ENTRIES SUPPLIED Start Marker

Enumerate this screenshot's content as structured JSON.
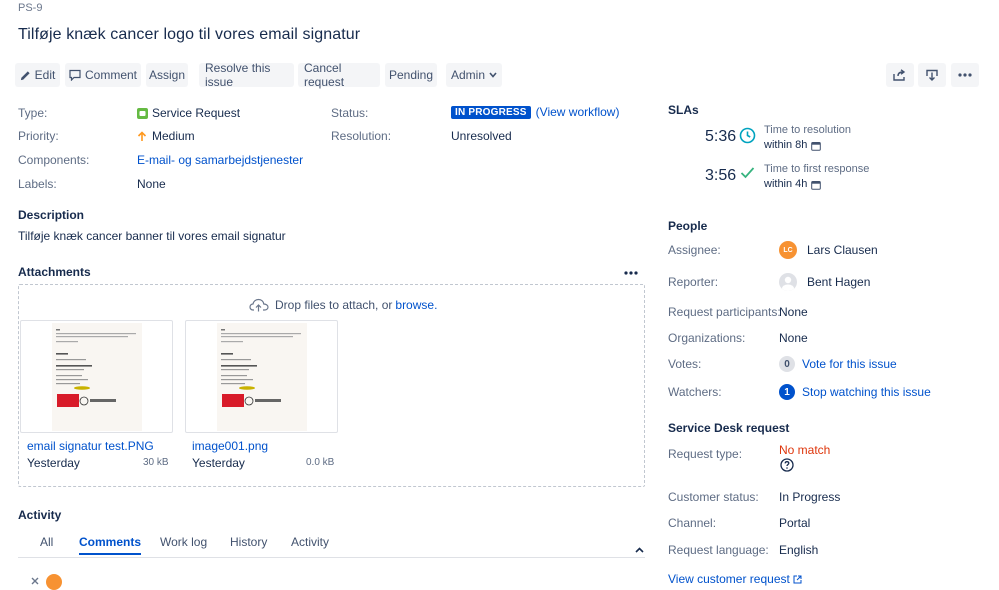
{
  "issue": {
    "key": "PS-9",
    "title": "Tilføje knæk cancer logo til vores email signatur"
  },
  "toolbar": {
    "edit": "Edit",
    "comment": "Comment",
    "assign": "Assign",
    "resolve": "Resolve this issue",
    "cancel": "Cancel request",
    "pending": "Pending",
    "admin": "Admin"
  },
  "details": {
    "type_label": "Type:",
    "type_value": "Service Request",
    "priority_label": "Priority:",
    "priority_value": "Medium",
    "components_label": "Components:",
    "components_value": "E-mail- og samarbejdstjenester",
    "labels_label": "Labels:",
    "labels_value": "None",
    "status_label": "Status:",
    "status_value": "IN PROGRESS",
    "status_workflow": "(View workflow)",
    "resolution_label": "Resolution:",
    "resolution_value": "Unresolved"
  },
  "description": {
    "title": "Description",
    "text": "Tilføje knæk cancer banner til vores email signatur"
  },
  "attachments": {
    "title": "Attachments",
    "drop_text": "Drop files to attach, or ",
    "browse": "browse.",
    "items": [
      {
        "name": "email signatur test.PNG",
        "date": "Yesterday",
        "size": "30 kB"
      },
      {
        "name": "image001.png",
        "date": "Yesterday",
        "size": "0.0 kB"
      }
    ]
  },
  "activity": {
    "title": "Activity",
    "tabs": [
      "All",
      "Comments",
      "Work log",
      "History",
      "Activity"
    ]
  },
  "slas": {
    "title": "SLAs",
    "items": [
      {
        "time": "5:36",
        "label": "Time to resolution",
        "within": "within 8h"
      },
      {
        "time": "3:56",
        "label": "Time to first response",
        "within": "within 4h"
      }
    ]
  },
  "people": {
    "title": "People",
    "assignee_label": "Assignee:",
    "assignee_initials": "LC",
    "assignee_value": "Lars Clausen",
    "reporter_label": "Reporter:",
    "reporter_value": "Bent Hagen",
    "participants_label": "Request participants:",
    "participants_value": "None",
    "organizations_label": "Organizations:",
    "organizations_value": "None",
    "votes_label": "Votes:",
    "votes_count": "0",
    "votes_action": "Vote for this issue",
    "watchers_label": "Watchers:",
    "watchers_count": "1",
    "watchers_action": "Stop watching this issue"
  },
  "service_desk": {
    "title": "Service Desk request",
    "request_type_label": "Request type:",
    "request_type_value": "No match",
    "customer_status_label": "Customer status:",
    "customer_status_value": "In Progress",
    "channel_label": "Channel:",
    "channel_value": "Portal",
    "language_label": "Request language:",
    "language_value": "English",
    "view_request": "View customer request"
  },
  "colors": {
    "accent": "#0052cc",
    "status_lozenge": "#0052cc",
    "service_request_icon": "#65ba43",
    "priority_medium": "#ff991f",
    "avatar_lc": "#f79232",
    "no_match": "#de350b"
  }
}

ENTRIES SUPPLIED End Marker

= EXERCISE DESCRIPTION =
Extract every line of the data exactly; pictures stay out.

= TASK RESULT =
Enumerate this screenshot's content as structured JSON.
{
  "issue": {
    "key": "PS-9",
    "title": "Tilføje knæk cancer logo til vores email signatur"
  },
  "toolbar": {
    "edit": "Edit",
    "comment": "Comment",
    "assign": "Assign",
    "resolve": "Resolve this issue",
    "cancel": "Cancel request",
    "pending": "Pending",
    "admin": "Admin"
  },
  "details": {
    "type_label": "Type:",
    "type_value": "Service Request",
    "priority_label": "Priority:",
    "priority_value": "Medium",
    "components_label": "Components:",
    "components_value": "E-mail- og samarbejdstjenester",
    "labels_label": "Labels:",
    "labels_value": "None",
    "status_label": "Status:",
    "status_value": "IN PROGRESS",
    "status_workflow": "(View workflow)",
    "resolution_label": "Resolution:",
    "resolution_value": "Unresolved"
  },
  "description": {
    "title": "Description",
    "text": "Tilføje knæk cancer banner til vores email signatur"
  },
  "attachments": {
    "title": "Attachments",
    "drop_text": "Drop files to attach, or ",
    "browse": "browse.",
    "items": [
      {
        "name": "email signatur test.PNG",
        "date": "Yesterday",
        "size": "30 kB"
      },
      {
        "name": "image001.png",
        "date": "Yesterday",
        "size": "0.0 kB"
      }
    ]
  },
  "activity": {
    "title": "Activity",
    "tabs": [
      "All",
      "Comments",
      "Work log",
      "History",
      "Activity"
    ]
  },
  "slas": {
    "title": "SLAs",
    "items": [
      {
        "time": "5:36",
        "label": "Time to resolution",
        "within": "within 8h"
      },
      {
        "time": "3:56",
        "label": "Time to first response",
        "within": "within 4h"
      }
    ]
  },
  "people": {
    "title": "People",
    "assignee_label": "Assignee:",
    "assignee_initials": "LC",
    "assignee_value": "Lars Clausen",
    "reporter_label": "Reporter:",
    "reporter_value": "Bent Hagen",
    "participants_label": "Request participants:",
    "participants_value": "None",
    "organizations_label": "Organizations:",
    "organizations_value": "None",
    "votes_label": "Votes:",
    "votes_count": "0",
    "votes_action": "Vote for this issue",
    "watchers_label": "Watchers:",
    "watchers_count": "1",
    "watchers_action": "Stop watching this issue"
  },
  "service_desk": {
    "title": "Service Desk request",
    "request_type_label": "Request type:",
    "request_type_value": "No match",
    "customer_status_label": "Customer status:",
    "customer_status_value": "In Progress",
    "channel_label": "Channel:",
    "channel_value": "Portal",
    "language_label": "Request language:",
    "language_value": "English",
    "view_request": "View customer request"
  },
  "colors": {
    "accent": "#0052cc",
    "status_lozenge": "#0052cc",
    "service_request_icon": "#65ba43",
    "priority_medium": "#ff991f",
    "avatar_lc": "#f79232",
    "no_match": "#de350b"
  }
}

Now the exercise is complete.